With its relatively sparse human population and diverse habitats, Darwin and the whole Top End are home to an amazing variety of birds. Most of the coast and tidal rivers are protected by a skirt of unspoiled mangrove habitat that is sustained by tidal movements of up to eight metres. This is interrupted in places with rocky or muddy shoreline. The dominant habitat across the coastal tropical north is savannah woodland, interspersed generously with floodplains and wetlands. Tucked in here and there are small remnant monsoon forests, left over from aeons ago when tropical rainforests were much more widespread. Within each of these habitats you will find an abundance of life, the noisiest, most colourful and easiest to see are the birds! Each habitat has its specialist species, such as Chestnut Rail (only found in mangroves) and Rainbow Pitta (almost exclusively found in monsoon forests) and other bird species are generalists, found across many different habitats.
Visiting bird watchers will often be delighted with the sight of Orange-footed Scrubfowls, Forest Kingfishers, Red-collared Lorikeets and many others, during a short scroll in the esplanade gardens overlooking the harbour.
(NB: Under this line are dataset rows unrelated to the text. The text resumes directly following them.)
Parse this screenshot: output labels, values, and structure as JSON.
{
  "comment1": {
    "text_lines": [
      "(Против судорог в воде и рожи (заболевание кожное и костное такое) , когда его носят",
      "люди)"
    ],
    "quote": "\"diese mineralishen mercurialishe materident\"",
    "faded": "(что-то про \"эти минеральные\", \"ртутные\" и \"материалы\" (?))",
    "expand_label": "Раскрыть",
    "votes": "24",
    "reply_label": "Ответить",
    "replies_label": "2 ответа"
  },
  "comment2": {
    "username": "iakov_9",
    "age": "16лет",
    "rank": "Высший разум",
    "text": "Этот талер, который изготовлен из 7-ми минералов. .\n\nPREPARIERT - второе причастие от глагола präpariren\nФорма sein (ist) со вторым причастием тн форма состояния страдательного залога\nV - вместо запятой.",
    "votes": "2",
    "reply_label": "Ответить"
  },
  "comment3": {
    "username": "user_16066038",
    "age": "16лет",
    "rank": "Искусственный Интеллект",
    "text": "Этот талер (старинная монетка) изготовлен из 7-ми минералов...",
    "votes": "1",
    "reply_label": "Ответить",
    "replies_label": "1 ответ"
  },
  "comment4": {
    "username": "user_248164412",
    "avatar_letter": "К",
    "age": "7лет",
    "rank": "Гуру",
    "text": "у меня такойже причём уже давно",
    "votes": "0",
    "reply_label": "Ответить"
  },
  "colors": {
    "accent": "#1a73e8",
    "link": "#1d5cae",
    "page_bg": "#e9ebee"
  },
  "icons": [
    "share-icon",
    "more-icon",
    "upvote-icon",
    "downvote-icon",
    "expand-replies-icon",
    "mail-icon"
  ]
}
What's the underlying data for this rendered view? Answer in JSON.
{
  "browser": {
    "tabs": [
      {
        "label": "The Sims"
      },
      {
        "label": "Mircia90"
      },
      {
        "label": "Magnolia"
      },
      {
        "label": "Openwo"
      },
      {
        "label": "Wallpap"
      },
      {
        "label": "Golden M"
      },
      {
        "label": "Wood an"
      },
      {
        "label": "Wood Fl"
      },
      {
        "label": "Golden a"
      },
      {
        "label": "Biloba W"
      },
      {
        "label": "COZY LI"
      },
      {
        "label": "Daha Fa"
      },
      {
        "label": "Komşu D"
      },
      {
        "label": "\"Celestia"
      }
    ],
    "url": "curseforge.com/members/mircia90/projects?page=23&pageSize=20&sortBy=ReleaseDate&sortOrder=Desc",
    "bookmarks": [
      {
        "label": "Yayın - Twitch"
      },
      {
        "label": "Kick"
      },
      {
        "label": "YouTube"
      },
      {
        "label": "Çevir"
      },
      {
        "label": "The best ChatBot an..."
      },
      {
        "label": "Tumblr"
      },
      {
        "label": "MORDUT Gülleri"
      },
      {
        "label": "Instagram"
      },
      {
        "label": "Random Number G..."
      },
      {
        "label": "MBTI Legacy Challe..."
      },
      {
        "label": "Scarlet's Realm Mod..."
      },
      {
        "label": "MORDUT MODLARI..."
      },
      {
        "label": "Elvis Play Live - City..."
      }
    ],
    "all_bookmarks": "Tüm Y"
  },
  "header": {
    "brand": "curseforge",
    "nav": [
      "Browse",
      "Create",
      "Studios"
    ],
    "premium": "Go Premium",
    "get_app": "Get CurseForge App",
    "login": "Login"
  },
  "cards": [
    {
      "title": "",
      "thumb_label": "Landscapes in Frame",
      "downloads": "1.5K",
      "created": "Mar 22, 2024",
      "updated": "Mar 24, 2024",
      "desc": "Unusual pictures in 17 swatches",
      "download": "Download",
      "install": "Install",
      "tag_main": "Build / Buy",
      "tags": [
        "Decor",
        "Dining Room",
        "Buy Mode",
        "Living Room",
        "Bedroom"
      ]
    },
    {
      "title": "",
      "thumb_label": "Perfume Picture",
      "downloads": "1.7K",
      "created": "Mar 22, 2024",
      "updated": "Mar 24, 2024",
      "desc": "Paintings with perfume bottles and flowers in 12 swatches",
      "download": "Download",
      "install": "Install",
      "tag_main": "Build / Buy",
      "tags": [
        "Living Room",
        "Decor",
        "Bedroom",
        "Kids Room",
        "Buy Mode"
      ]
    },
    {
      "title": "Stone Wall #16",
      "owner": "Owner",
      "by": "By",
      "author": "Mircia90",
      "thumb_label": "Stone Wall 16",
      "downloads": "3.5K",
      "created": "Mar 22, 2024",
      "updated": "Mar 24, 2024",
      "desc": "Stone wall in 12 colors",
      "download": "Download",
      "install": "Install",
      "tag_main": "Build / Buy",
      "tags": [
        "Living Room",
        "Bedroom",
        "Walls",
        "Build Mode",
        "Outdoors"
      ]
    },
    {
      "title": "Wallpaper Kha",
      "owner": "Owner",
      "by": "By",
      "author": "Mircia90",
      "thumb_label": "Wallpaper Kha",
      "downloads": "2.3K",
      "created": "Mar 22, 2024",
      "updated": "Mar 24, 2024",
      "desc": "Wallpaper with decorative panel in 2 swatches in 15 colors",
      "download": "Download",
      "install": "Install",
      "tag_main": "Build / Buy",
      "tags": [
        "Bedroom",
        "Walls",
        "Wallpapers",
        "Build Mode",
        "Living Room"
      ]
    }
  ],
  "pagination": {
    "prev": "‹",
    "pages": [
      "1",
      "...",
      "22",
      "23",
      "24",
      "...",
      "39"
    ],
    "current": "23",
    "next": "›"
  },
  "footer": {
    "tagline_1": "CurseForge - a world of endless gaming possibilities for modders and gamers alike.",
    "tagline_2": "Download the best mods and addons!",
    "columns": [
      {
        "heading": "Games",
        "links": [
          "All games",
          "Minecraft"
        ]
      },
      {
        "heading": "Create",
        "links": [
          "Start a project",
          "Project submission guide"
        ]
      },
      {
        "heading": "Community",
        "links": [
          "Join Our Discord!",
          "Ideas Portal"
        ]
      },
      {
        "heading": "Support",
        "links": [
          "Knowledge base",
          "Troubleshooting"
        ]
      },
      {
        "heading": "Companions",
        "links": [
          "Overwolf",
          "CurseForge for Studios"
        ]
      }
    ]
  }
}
Out at East Point, there is shoreline which is excellent for waders when the tide is right, monsoon forest (Rainbow Pitta, Rose-crowned Fruit-Dove, Grey Whistler and Green-backed Gerygone) and a well-built mangrove boardwalk (Collared Kingfisher, Red-headed Honeyeater, Broad-billed Flycatcher and Helmeted Friarbird). You can do the 14 kilometre walk from the foot bridge at Rapid Creek (one of Darwin’s northern suburbs) all the way to Lee Point, encountering many diverse habitats and potentially seeing a big list of birds.
In Darwin and the Top End there are six bird species you will not find anywhere else in the world and a further forty five (including the spectacular Gouldian Finch, Hooded Parrot and Arafura Fantail) that are easier to find from Darwin than anywhere else.
Kakadu was recently voted number one in the top ten bird watching destinations in Australia by Australian Geographic. About 280 species can be seen in the park.
Tip: Search for ‘Northern Territory Field Guide’ ap on your smart phone! Its published by the NT Museum and you can download it free, use it to identify over 600 species of animals found in the Northern Territory.
Bird watching and nature tours ranging from half-day (around Darwin) through to eight days (Darwin, Kakadu, Pine Creek, Katherine, Timber Creek, Litchfield) are available. These are limited in availability and best booked well in advance.
Contributed by Mike Jarvis from Experience the Wild